Mark Linkous, who died after shooting himself in the chest on Saturday at the age of 47, was a fragile and brilliant musician.
In 1995 he released his first album under the name Sparklehorse, called Vivadixiesubmarinetransmissionplot.
It is an astounding record, full of crackles, sparkles and some of the most heartbreaking yet life-affirming lyrics around.
It was said of John Lennon that his greatest gift was the simplicity of his words. Linkous was similarly able to capture the joy and horror of life in a few short lines.
Linkous had an enduringly unique imagination. His songs could be bizarre and fascinating, populated by horses, pianos, birds, teeth, metal hands and flying pigs.
But he could also paint vivid pictures of relationships, grief and hope.
Like Mark ‘E’ Everett of Eels, Linkous’ music gave the impression his life was littered with tragedy and depression, but that he was able to cope through writing songs like Sunshine, It’s a Wonderful Life or Happy Man.
In 1996, while supporting Radiohead on tour shortly after the release of Vivadixiesubmarinetransmissionplot, Linkous overdosed on alcohol and Valium in a London hotel room.
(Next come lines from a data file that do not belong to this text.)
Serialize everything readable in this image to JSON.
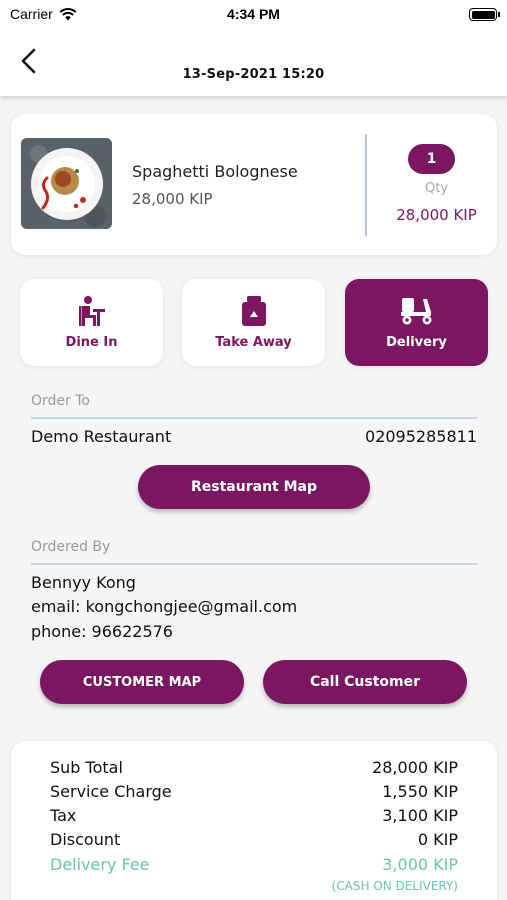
{
  "status_bar": {
    "carrier": "Carrier",
    "time": "4:34 PM"
  },
  "header": {
    "datetime": "13-Sep-2021  15:20"
  },
  "order_item": {
    "name": "Spaghetti Bolognese",
    "price": "28,000 KIP",
    "qty": "1",
    "qty_label": "Qty",
    "total": "28,000 KIP"
  },
  "order_types": [
    {
      "label": "Dine In",
      "icon": "dine-in-icon",
      "active": false
    },
    {
      "label": "Take Away",
      "icon": "take-away-bag-icon",
      "active": false
    },
    {
      "label": "Delivery",
      "icon": "delivery-scooter-icon",
      "active": true
    }
  ],
  "order_to": {
    "label": "Order To",
    "restaurant": "Demo Restaurant",
    "phone": "02095285811",
    "map_button": "Restaurant Map"
  },
  "ordered_by": {
    "label": "Ordered By",
    "name": "Bennyy Kong",
    "email": "email: kongchongjee@gmail.com",
    "phone": "phone: 96622576",
    "customer_map_button": "CUSTOMER MAP",
    "call_button": "Call Customer"
  },
  "summary": {
    "rows": [
      {
        "label": "Sub Total",
        "value": "28,000 KIP"
      },
      {
        "label": "Service Charge",
        "value": "1,550 KIP"
      },
      {
        "label": "Tax",
        "value": "3,100 KIP"
      },
      {
        "label": "Discount",
        "value": "0 KIP"
      },
      {
        "label": "Delivery Fee",
        "value": "3,000 KIP"
      }
    ],
    "payment_note": "(CASH ON DELIVERY)"
  },
  "colors": {
    "accent": "#7b1660",
    "fee": "#6cc3b0",
    "divider": "#c6d3e2"
  }
}
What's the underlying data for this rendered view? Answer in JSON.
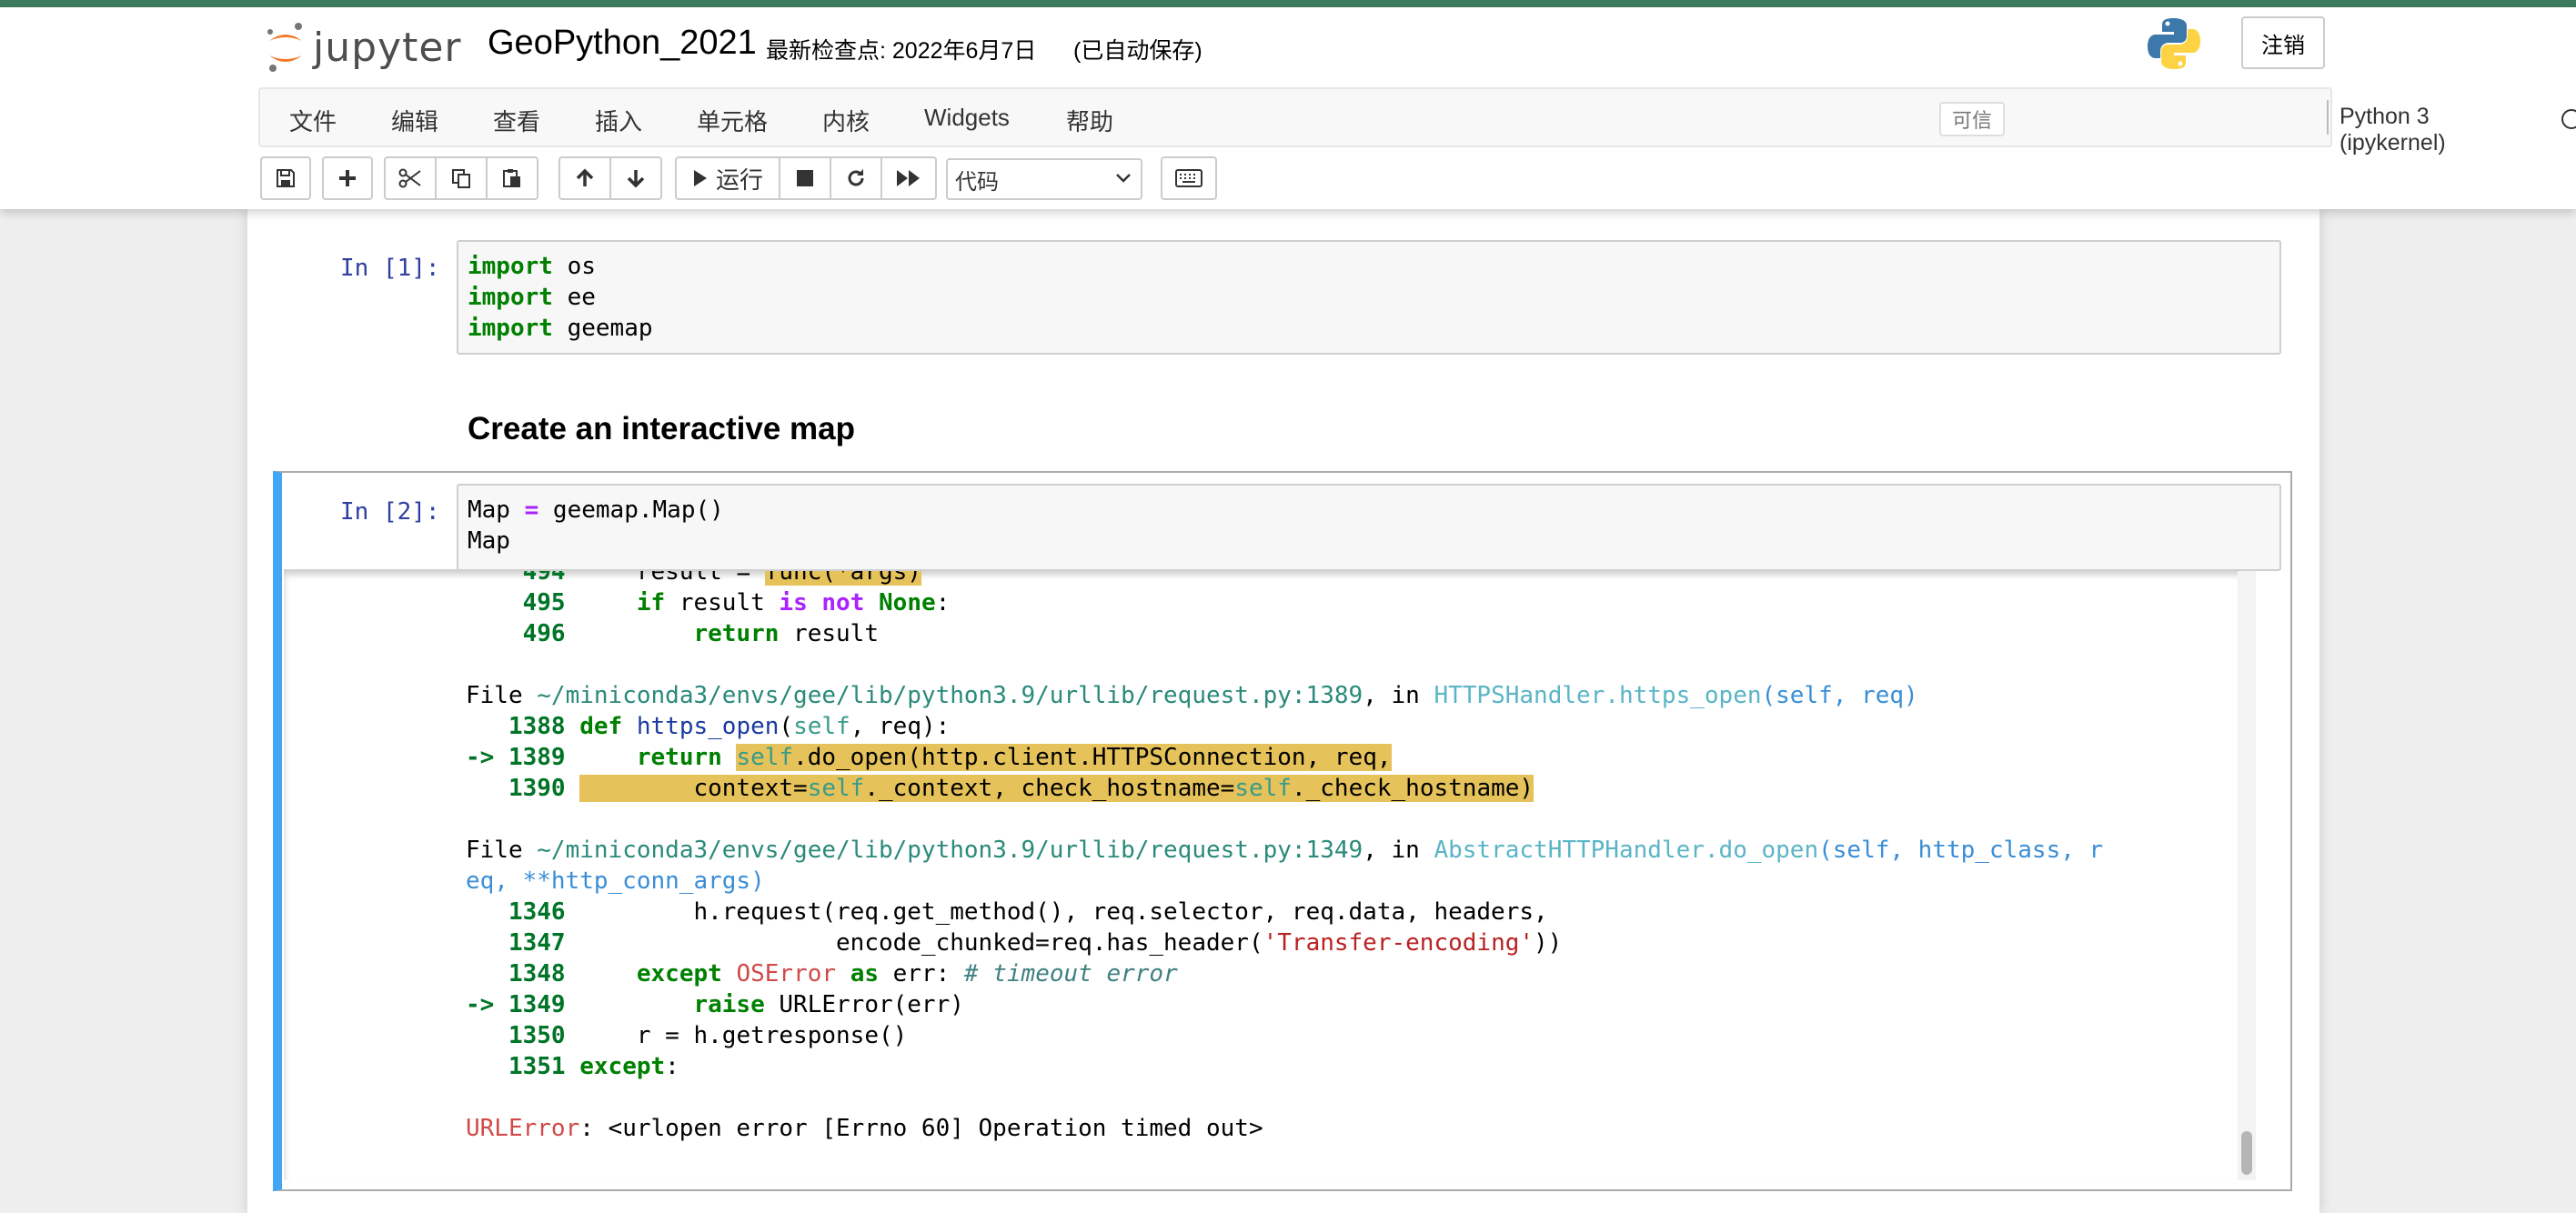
{
  "header": {
    "logo_text": "jupyter",
    "notebook_name": "GeoPython_2021",
    "checkpoint": "最新检查点: 2022年6月7日",
    "autosave": "(已自动保存)",
    "logout_label": "注销"
  },
  "menu": {
    "items": [
      "文件",
      "编辑",
      "查看",
      "插入",
      "单元格",
      "内核",
      "Widgets",
      "帮助"
    ],
    "trusted_label": "可信",
    "kernel_name": "Python 3 (ipykernel)"
  },
  "toolbar": {
    "run_label": "运行",
    "cell_type": "代码"
  },
  "cells": {
    "cell1": {
      "prompt": "In [1]:"
    },
    "markdown": {
      "heading": "Create an interactive map"
    },
    "cell2": {
      "prompt": "In [2]:"
    }
  },
  "colors": {
    "accent": "#42a5f5",
    "prompt": "#303f9f",
    "highlight": "#e5c25a"
  }
}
Rendered unconscious by the combination of drugs, he collapsed with his legs pinned beneath him, and remained in that position for almost fourteen hours.
The resulting potassium build-up caused his heart to stop for several minutes after his body was lifted up.
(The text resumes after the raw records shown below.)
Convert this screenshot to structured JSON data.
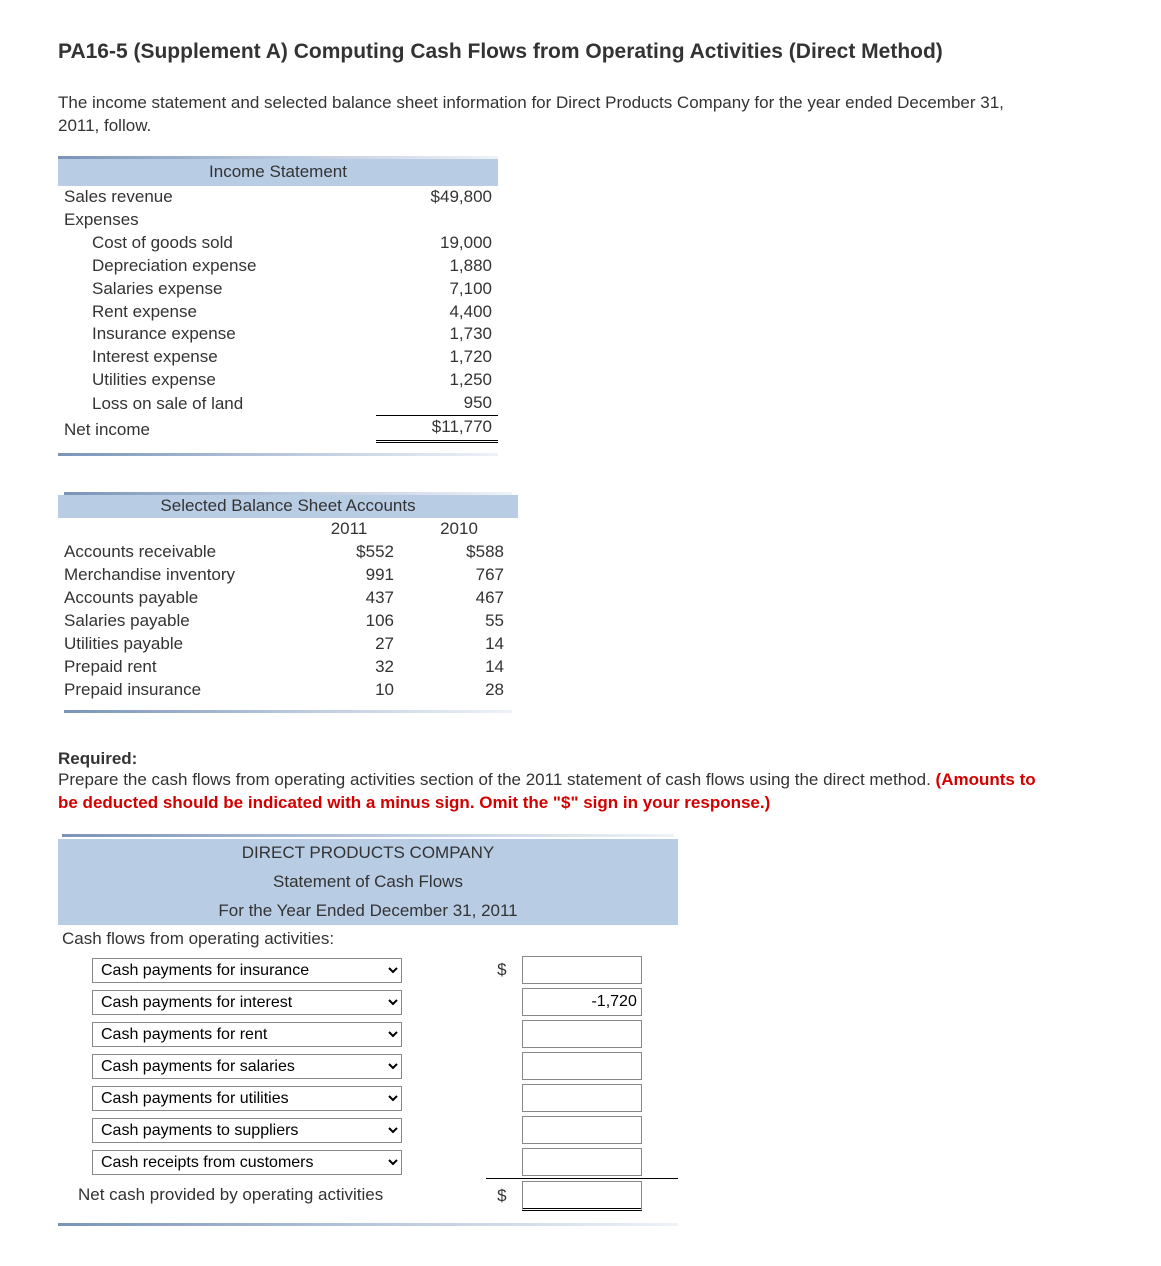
{
  "title": "PA16-5 (Supplement A) Computing Cash Flows from Operating Activities (Direct Method)",
  "intro": "The income statement and selected balance sheet information for Direct Products Company for the year ended December 31, 2011, follow.",
  "income_statement": {
    "header": "Income Statement",
    "rows": [
      {
        "label": "Sales revenue",
        "value": "$49,800",
        "indent": false
      },
      {
        "label": "Expenses",
        "value": "",
        "indent": false
      },
      {
        "label": "Cost of goods sold",
        "value": "19,000",
        "indent": true
      },
      {
        "label": "Depreciation expense",
        "value": "1,880",
        "indent": true
      },
      {
        "label": "Salaries expense",
        "value": "7,100",
        "indent": true
      },
      {
        "label": "Rent expense",
        "value": "4,400",
        "indent": true
      },
      {
        "label": "Insurance expense",
        "value": "1,730",
        "indent": true
      },
      {
        "label": "Interest expense",
        "value": "1,720",
        "indent": true
      },
      {
        "label": "Utilities expense",
        "value": "1,250",
        "indent": true
      },
      {
        "label": "Loss on sale of land",
        "value": "950",
        "indent": true,
        "underline": true
      }
    ],
    "net_label": "Net income",
    "net_value": "$11,770"
  },
  "balance_sheet": {
    "header": "Selected Balance Sheet Accounts",
    "year1": "2011",
    "year2": "2010",
    "rows": [
      {
        "label": "Accounts receivable",
        "v1": "$552",
        "v2": "$588"
      },
      {
        "label": "Merchandise inventory",
        "v1": "991",
        "v2": "767"
      },
      {
        "label": "Accounts payable",
        "v1": "437",
        "v2": "467"
      },
      {
        "label": "Salaries payable",
        "v1": "106",
        "v2": "55"
      },
      {
        "label": "Utilities payable",
        "v1": "27",
        "v2": "14"
      },
      {
        "label": "Prepaid rent",
        "v1": "32",
        "v2": "14"
      },
      {
        "label": "Prepaid insurance",
        "v1": "10",
        "v2": "28"
      }
    ]
  },
  "required": {
    "label": "Required:",
    "text": "Prepare the cash flows from operating activities section of the 2011 statement of cash flows using the direct method. ",
    "note": "(Amounts to be deducted should be indicated with a minus sign. Omit the \"$\" sign in your response.)"
  },
  "answer": {
    "company": "DIRECT PRODUCTS COMPANY",
    "stmt": "Statement of Cash Flows",
    "period": "For the Year Ended December 31, 2011",
    "section": "Cash flows from operating activities:",
    "lines": [
      {
        "select": "Cash payments for insurance",
        "dollar": "$",
        "value": ""
      },
      {
        "select": "Cash payments for interest",
        "dollar": "",
        "value": "-1,720"
      },
      {
        "select": "Cash payments for rent",
        "dollar": "",
        "value": ""
      },
      {
        "select": "Cash payments for salaries",
        "dollar": "",
        "value": ""
      },
      {
        "select": "Cash payments for utilities",
        "dollar": "",
        "value": ""
      },
      {
        "select": "Cash payments to suppliers",
        "dollar": "",
        "value": ""
      },
      {
        "select": "Cash receipts from customers",
        "dollar": "",
        "value": ""
      }
    ],
    "net_label": "Net cash provided by operating activities",
    "net_dollar": "$",
    "net_value": ""
  }
}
He was left wheelchair-bound for six months, and his legs never fully regained their original strength.
He wrote about his recovery in the song St. Mary, on 1999’s Good Morning Spider, and went on to release It’s a Wonderful Life in 2001 and Dreamt for Light Years in the Belly of a Mountain in 2006.
The music world has lost one of its most unsung and possibly misunderstood figures.